Third on my list of Things I Feel Judged for on Twitter is the power of pink. In case you haven’t noticed I am blogging it a bit more. I didn’t originally plan that when I wrote my list but it’s a discipline I have wanted to build into my writing days, because I find I like non-fiction more and more, so here I am. Some of these posts are more difficult for me to articulate than others (there’s a doozy waiting down the list) and I am nervous about writing things like this and putting them out in the world but like Tavi says on feminism in this fantastic TED talk, we’re all just figuring it out.

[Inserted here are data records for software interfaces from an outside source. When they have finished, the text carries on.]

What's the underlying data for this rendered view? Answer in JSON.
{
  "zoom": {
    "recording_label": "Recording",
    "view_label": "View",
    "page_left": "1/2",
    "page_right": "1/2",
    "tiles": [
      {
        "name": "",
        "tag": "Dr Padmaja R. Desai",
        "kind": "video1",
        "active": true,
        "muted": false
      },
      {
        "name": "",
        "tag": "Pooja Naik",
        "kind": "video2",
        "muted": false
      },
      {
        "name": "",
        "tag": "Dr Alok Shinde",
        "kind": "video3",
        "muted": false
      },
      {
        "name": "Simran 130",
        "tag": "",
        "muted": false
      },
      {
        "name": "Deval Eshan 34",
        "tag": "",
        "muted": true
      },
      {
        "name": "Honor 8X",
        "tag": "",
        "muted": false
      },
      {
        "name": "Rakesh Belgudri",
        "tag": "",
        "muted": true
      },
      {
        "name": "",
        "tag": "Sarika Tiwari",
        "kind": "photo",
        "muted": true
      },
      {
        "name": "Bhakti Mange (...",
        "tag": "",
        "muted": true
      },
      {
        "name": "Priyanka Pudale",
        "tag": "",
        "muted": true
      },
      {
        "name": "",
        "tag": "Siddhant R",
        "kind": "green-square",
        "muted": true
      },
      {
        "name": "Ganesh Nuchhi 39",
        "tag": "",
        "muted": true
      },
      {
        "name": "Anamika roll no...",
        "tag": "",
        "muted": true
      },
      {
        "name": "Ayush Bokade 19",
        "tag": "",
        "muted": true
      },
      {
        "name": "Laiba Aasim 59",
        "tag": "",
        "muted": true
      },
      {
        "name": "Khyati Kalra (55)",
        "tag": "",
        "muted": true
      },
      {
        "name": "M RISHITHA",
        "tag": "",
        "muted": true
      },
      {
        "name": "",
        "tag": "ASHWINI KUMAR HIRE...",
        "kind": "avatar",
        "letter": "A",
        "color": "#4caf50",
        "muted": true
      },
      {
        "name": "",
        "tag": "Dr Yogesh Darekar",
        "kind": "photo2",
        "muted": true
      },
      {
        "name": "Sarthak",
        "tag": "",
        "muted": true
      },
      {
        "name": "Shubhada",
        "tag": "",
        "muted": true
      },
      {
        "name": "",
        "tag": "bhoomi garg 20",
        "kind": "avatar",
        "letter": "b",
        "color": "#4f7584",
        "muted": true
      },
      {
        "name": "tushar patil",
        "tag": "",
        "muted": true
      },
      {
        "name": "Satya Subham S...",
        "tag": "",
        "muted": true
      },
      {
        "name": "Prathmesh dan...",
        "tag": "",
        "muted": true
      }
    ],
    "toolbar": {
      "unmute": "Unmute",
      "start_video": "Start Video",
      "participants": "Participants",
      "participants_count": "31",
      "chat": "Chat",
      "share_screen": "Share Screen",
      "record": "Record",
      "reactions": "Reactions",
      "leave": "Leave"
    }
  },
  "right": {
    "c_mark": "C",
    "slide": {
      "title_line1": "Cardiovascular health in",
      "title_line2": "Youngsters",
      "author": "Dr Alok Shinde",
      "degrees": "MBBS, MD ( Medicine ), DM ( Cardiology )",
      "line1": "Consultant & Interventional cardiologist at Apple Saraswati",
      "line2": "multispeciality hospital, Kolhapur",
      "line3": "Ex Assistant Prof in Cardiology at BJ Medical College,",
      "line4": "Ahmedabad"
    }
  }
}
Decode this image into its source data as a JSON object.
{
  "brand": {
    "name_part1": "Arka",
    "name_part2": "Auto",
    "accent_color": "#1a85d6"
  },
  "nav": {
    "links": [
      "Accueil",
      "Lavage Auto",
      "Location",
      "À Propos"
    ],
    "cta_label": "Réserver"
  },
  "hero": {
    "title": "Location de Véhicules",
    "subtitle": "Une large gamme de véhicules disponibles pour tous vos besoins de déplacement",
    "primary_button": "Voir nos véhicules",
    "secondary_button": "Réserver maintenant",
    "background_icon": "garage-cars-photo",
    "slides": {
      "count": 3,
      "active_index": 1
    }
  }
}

As mother to a little girl who just turned five there is no shortage of pink in our house. I remember the day she announced that her favourite colour was pink. I wasn’t overjoyed at this predictable choice from my unique star and I blamed peer pressure and her recent introduction to nursery, I tried to play it down and steer her elsewhere. But very quickly I realised my anti-pink sentiment was unfair and ill-considered. Pink is a beautiful colour, the colour of the sky, the colour of a blush, the colour of my favourite restaurant in Mexico.
As well as pink my daughter likes climbing, mud and playing doctor. She prefers Andy’s Wild Adventures to Angelina Ballerina, but if what she wanted to do was stick hot pink flower petals on pale pink tissue paper all day with her Barbie pals listening to Disney classics, then I don’t see myself telling her there is anything wrong, and lesser somehow, shameful almost, about her preferences. Just as if she decides to be a stay at home mother or a manicurist then I would try my best to support that and contain my anguish that my dreams for her to be a marine biologist slash tennis pro didn’t work out.
Ascribing the idea that pink stinks and that more traditionally masculine toys, colours or professions are where truly ambitious females should be directing their sights seems to me far more damaging to a little girl’s self-esteem than introducing her to a wide range of colourful experience and encouraging an interest where an interest is shown. By constantly knocking or rejecting pink I realised that I was teaching my daughter she was wrong, and that her tribe was wrong, and that Angelina Ballerina was not good enough. Not a very empowering message. It reminds me of the school of thought for children around sweets, or alcohol for that matter, that restricting access only increases the desire. As I have drastically dialled down the anti-pink voice she has become far less attached to the colour.
Here’s correspondence from a little girl with a practical gender issue with the toymakers, taking on Guess Who? for discrimination, I applaud this girl, but remain ambivalent about drawing attention to lazy marketing shorthand on the surface of the issue. Women are strong and powerful, and claim pink as the symbol of that strength, a symbol we see in millions of pink ribbons for breast cancer care.
(I maintain this Pinterest page of pretty pink things because I like to remind myself I am a woman without using a handmirror)